## Dataset entries
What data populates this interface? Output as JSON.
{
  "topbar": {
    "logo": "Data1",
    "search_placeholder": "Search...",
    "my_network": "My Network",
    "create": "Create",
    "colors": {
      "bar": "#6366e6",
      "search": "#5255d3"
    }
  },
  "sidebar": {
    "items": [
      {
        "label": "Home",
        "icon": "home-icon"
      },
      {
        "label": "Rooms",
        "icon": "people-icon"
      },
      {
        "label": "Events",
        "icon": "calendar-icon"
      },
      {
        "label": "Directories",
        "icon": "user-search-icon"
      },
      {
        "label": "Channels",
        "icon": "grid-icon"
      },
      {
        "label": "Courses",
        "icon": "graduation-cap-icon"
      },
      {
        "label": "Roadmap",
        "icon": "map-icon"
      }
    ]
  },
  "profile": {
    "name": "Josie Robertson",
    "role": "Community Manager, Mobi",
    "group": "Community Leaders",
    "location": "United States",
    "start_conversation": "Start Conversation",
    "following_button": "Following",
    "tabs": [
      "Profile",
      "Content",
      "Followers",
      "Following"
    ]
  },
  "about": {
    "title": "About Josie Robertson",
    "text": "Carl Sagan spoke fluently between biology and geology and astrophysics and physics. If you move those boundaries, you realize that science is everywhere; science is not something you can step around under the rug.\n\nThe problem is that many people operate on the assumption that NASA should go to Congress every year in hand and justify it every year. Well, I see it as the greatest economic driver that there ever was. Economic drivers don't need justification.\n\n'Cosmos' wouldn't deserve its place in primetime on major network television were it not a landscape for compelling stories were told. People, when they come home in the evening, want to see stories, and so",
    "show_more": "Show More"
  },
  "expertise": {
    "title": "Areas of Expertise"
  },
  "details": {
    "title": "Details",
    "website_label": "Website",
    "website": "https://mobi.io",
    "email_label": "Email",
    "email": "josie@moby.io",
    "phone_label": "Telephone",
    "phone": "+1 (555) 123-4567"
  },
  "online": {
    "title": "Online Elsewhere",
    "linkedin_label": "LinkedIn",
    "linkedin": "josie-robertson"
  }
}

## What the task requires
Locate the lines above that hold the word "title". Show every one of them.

## Exercise answer
    "title": "About Josie Robertson",
    "title": "Areas of Expertise"
    "title": "Details",
    "title": "Online Elsewhere",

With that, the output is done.